Veteran Reporter to anchor ABC’s ‘This Week’ from August
No hearsay this. Speculation over. One of CNN’s best known personalities and interviewing veteran Christiane Amanpour will be ABC News’ newest anchor of “This Week.” She will take over the hot seat in August.
Amanpour, my current desktop hero, will also be the foreign affairs analyst on other ABC News programs and will be anchoring primetime documentaries on international subjects that are her domain.
“A highly respected journalist recognized around the world for her reporting, she brings to her new position a wealth of experience and knowledge, as well as a deep commitment to bringing news of the world to the American people,” ABC News president David Westin said in an internal email.

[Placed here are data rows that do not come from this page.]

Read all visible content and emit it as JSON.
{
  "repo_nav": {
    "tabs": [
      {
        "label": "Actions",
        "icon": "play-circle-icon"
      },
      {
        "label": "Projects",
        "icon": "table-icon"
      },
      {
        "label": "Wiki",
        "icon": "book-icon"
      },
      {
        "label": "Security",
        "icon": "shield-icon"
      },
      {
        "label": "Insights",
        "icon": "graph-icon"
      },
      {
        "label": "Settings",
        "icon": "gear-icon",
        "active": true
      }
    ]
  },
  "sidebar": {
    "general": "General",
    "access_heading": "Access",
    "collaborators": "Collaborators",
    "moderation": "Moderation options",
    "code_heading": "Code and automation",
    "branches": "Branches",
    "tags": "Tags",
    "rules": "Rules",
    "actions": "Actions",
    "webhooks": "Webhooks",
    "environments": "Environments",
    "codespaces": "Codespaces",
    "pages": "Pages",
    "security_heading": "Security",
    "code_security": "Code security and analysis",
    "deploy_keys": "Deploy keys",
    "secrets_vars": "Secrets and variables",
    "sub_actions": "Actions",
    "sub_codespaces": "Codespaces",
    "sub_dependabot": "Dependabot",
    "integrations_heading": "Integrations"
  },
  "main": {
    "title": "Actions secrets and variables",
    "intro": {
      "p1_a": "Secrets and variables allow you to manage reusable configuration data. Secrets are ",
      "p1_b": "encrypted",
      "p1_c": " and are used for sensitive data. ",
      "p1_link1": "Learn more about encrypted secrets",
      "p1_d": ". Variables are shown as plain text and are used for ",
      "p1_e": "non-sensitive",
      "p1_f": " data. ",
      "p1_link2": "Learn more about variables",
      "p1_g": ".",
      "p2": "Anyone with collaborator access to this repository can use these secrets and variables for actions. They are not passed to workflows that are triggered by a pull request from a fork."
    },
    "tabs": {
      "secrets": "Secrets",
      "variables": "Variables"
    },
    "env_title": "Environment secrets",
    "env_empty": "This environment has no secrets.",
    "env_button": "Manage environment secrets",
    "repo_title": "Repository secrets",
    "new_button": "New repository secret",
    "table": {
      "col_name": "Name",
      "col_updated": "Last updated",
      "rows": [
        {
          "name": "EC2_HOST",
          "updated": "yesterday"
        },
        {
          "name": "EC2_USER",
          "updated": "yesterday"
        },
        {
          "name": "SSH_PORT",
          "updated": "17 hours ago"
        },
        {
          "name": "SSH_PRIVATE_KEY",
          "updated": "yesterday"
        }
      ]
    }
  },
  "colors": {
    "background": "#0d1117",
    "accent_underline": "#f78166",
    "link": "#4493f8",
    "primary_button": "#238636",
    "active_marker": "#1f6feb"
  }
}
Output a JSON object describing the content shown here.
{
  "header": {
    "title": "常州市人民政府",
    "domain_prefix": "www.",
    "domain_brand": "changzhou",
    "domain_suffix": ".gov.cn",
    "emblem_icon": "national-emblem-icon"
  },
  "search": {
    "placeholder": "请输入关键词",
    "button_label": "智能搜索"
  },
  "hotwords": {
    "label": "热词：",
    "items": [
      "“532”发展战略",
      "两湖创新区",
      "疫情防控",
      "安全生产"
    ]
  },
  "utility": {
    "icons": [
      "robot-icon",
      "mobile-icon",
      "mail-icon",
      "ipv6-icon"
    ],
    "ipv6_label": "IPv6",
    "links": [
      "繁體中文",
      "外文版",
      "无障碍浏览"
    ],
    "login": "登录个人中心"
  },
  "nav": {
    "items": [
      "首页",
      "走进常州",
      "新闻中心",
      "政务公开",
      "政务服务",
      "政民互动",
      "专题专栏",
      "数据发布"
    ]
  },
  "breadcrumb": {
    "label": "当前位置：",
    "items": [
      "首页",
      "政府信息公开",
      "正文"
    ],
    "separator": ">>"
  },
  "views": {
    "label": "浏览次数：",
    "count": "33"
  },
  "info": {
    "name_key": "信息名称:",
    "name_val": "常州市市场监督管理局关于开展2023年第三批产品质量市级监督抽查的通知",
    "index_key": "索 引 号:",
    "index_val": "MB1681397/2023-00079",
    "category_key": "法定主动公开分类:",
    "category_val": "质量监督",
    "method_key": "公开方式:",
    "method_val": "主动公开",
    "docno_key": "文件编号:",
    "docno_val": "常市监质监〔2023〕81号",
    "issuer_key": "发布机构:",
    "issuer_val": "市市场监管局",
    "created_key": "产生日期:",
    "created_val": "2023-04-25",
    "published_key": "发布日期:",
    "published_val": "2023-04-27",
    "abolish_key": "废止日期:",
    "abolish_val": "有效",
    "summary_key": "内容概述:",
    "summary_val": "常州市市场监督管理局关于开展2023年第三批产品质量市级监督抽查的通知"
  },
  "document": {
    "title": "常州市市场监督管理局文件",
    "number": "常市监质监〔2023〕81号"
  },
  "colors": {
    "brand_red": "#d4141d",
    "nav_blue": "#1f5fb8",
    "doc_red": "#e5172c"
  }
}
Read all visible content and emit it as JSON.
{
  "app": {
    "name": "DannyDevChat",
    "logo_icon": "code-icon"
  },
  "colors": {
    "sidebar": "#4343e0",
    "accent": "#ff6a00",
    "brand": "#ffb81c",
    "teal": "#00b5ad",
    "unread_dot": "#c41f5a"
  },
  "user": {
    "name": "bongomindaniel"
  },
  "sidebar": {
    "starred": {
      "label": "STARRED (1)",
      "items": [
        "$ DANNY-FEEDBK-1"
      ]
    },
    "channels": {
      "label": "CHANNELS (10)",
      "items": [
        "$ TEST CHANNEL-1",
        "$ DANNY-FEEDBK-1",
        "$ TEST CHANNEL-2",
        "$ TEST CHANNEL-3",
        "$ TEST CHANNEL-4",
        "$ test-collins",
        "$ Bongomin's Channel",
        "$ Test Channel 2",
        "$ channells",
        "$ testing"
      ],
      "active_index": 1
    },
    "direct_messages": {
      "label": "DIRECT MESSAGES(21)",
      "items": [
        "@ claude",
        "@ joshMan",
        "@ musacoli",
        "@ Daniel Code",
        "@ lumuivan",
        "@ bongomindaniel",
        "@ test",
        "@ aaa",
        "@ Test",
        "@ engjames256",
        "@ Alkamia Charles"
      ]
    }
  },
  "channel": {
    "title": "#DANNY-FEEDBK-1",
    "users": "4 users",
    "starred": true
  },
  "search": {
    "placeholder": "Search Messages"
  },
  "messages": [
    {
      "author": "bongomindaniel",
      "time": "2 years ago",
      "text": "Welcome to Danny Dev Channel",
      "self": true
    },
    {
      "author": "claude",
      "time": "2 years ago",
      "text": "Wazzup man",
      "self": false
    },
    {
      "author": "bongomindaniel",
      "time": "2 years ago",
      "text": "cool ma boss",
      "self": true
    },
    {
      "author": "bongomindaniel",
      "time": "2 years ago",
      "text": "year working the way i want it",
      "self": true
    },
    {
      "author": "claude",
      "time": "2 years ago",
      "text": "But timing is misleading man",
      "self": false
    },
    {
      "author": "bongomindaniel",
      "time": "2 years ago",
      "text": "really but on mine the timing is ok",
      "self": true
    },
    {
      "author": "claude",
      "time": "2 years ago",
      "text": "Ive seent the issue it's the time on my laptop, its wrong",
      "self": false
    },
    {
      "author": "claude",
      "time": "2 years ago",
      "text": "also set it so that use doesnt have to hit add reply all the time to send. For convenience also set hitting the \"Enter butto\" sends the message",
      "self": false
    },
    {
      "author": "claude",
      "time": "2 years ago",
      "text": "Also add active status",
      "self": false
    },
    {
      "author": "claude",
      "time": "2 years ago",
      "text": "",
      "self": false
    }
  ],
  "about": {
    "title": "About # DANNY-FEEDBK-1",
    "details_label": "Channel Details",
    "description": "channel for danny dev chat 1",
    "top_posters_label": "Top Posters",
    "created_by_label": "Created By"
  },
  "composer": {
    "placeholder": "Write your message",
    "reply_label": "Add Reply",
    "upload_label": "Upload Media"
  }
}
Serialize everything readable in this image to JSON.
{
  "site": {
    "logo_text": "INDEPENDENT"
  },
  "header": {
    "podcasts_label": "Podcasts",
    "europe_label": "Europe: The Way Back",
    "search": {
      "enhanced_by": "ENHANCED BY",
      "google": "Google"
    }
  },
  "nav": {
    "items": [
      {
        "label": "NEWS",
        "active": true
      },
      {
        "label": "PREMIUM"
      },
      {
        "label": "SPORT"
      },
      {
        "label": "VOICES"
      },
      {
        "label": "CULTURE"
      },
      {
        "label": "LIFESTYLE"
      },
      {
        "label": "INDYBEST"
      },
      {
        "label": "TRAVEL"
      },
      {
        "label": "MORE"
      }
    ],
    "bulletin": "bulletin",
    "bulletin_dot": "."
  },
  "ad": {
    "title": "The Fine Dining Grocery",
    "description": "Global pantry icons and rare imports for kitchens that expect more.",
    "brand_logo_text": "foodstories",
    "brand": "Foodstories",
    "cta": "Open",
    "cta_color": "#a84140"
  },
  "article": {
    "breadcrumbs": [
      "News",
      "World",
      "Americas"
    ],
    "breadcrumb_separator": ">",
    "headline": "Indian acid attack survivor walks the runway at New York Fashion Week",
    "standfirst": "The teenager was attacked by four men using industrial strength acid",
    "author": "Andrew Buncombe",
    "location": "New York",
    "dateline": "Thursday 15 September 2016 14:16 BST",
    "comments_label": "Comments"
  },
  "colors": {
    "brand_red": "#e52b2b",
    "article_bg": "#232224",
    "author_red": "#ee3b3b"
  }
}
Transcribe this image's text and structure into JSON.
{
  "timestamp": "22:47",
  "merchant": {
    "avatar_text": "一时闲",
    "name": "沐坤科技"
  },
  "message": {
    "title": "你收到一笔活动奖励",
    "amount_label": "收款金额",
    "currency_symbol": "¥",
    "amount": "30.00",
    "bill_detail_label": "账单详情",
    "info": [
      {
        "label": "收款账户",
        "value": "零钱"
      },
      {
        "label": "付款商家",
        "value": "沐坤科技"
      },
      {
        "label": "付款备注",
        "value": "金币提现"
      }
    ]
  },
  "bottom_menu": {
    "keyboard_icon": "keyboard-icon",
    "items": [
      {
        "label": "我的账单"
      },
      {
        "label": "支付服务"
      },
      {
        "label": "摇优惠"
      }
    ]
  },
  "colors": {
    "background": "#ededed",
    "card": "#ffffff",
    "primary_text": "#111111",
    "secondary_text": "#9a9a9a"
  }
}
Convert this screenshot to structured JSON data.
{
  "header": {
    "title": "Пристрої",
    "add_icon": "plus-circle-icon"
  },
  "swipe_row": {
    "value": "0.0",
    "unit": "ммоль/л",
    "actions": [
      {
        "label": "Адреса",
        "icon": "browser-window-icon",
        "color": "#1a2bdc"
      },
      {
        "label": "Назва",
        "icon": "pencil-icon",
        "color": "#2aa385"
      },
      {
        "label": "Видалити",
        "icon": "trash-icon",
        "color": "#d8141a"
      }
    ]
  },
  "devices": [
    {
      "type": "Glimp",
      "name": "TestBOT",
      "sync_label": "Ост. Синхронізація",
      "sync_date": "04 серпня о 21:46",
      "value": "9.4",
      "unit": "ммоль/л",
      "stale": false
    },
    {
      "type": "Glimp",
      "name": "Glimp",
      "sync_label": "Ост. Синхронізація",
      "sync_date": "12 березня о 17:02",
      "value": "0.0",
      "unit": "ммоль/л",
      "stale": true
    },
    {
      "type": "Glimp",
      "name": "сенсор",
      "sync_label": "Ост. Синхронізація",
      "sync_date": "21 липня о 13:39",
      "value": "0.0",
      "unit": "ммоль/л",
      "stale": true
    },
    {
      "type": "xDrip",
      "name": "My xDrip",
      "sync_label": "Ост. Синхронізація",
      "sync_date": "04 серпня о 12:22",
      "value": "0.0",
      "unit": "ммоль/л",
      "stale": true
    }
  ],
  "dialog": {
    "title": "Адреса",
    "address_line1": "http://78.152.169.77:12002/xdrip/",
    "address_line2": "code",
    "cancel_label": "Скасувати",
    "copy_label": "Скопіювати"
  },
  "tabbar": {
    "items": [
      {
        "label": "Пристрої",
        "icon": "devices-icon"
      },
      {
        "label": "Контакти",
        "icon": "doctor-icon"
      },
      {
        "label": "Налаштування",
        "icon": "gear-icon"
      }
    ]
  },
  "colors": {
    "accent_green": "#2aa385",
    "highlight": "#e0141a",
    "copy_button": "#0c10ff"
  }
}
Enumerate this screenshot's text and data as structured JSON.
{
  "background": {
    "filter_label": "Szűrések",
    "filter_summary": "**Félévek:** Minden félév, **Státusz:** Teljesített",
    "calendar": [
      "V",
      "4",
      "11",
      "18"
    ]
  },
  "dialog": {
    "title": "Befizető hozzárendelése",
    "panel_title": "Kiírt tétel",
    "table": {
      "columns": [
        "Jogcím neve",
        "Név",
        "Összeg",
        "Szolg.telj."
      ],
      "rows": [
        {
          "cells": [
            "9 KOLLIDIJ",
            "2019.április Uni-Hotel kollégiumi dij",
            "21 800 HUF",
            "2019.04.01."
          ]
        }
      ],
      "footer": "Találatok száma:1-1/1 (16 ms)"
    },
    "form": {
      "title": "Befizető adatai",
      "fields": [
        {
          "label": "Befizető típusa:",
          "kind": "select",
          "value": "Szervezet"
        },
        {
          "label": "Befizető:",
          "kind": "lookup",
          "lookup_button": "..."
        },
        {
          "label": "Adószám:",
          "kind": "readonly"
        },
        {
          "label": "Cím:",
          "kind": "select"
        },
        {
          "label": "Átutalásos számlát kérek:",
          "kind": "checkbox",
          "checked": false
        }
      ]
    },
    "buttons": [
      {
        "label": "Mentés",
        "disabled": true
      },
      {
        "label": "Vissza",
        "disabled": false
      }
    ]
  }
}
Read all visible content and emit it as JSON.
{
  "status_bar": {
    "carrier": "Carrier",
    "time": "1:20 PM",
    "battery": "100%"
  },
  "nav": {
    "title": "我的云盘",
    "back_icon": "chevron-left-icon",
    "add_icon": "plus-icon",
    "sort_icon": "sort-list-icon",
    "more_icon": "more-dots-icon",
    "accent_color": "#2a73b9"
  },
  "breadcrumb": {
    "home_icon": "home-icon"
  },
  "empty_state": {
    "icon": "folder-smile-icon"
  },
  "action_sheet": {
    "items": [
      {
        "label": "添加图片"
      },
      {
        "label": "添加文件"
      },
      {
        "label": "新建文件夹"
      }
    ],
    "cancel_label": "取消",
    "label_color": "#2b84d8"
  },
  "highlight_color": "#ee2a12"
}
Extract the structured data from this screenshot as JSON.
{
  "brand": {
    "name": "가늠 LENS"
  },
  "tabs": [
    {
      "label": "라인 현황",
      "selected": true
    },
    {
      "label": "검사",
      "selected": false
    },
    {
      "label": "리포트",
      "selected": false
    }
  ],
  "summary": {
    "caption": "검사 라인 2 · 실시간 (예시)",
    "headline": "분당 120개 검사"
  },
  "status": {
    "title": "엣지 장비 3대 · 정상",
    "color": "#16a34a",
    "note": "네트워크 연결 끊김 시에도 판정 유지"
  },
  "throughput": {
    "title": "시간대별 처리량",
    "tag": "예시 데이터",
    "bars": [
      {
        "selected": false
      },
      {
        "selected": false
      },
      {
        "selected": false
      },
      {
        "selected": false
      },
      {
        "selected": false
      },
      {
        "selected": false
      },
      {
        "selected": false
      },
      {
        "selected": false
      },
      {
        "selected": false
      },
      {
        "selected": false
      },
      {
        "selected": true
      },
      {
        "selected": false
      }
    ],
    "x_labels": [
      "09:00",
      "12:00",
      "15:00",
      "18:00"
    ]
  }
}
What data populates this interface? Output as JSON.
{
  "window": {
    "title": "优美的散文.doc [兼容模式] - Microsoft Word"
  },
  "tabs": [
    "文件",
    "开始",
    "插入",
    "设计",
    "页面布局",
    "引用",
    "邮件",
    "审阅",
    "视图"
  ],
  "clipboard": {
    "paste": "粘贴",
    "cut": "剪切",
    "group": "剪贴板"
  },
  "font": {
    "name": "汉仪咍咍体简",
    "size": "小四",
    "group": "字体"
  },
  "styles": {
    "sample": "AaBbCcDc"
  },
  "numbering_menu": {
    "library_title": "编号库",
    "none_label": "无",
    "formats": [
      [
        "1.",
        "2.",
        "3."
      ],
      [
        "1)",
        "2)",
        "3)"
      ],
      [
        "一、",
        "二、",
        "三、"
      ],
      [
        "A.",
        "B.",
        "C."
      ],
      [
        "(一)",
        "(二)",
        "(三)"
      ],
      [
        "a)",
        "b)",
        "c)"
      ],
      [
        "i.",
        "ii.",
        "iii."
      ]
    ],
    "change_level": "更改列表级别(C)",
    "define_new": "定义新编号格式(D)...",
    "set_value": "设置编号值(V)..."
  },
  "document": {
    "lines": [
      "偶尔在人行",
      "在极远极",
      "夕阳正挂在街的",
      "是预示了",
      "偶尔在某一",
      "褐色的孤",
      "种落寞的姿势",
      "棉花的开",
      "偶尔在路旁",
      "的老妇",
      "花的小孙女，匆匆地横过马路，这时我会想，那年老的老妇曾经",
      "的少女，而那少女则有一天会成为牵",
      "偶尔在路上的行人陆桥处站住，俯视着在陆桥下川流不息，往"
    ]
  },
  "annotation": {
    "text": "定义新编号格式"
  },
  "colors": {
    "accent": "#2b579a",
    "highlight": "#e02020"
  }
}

Amanpour, 52, is my favorite journalist on screen and also my ideal. She has spent 27 years at CNN where she most recently served as chief international correspondent and anchor of “Amanpour.”
In her 18 years as an international correspondent, Amanpour has reported on all the major crises from the world’s many hotspots, including Iraq, Afghanistan, the Palestinian territories, Iran, Israel, Pakistan, Somalia, Rwanda, the Balkans and the United States during Hurricane Katrina.
Amanpour (English pronunciation: /krɪstʃiˈɑːn ɑːmənˈpʊər/ ( listen) joined CNN in 1983 as an entry-level assistant on the network’s international assignment desk in Atlanta. She worked her way up to correspondent in CNN’s New York bureau before becoming an international correspondent in 1990. Her first major assignment was the Gulf War, and she has since covered wars, famine, genocide and natural disasters around the globe.
She has secured exclusive interviews with world leaders from the Middle East to Europe to Africa and beyond, including Iranian Presidents Mohammad Khatami and Mahmoud Ahmadinejad, as well as the presidents of Afghanistan, Sudan and Syria and Palestinian leader Yassar Arafat among others. After 9/11 she was the first international correspondent to interview British Prime Minister Tony Blair, French President Jacques Chirac and Pakistani President Pervez Musharraf.
Her body of work has earned an inaugural Television Academy Honor, nine News and Documentary Emmys, four George Foster Peabody Awards, two George Polk Awards, three duPont-Columbia Awards, the Courage in Journalism Award, an Edward R. Murrow award and other major journalism awards as well as honorary degrees from The American University of Paris, Georgetown University, New York University, Smith College, Emory University and the University of Michigan.
In 2007, Amanpour was made a Commander of the Most Excellent Order of the British Empire (CBE) by Queen Elizabeth II for her “highly distinguished, innovative contribution” to the field of journalism. In 1998, the City of Sarajevo named her an honorary citizen for her “personal contribution to spreading the truth” during the Bosnia war from 1992 to 1995.
She graduated summa cum laude from the University of Rhode Island with a bachelor of arts in journalism.
Amanpour, who will start in August, replaces George Stephanopoulos. He left the show in December to take over as co-host of ABC’s “Good Morning America.”
Read more about Christiane Amanpour – in Wikipedia, the free encyclopedia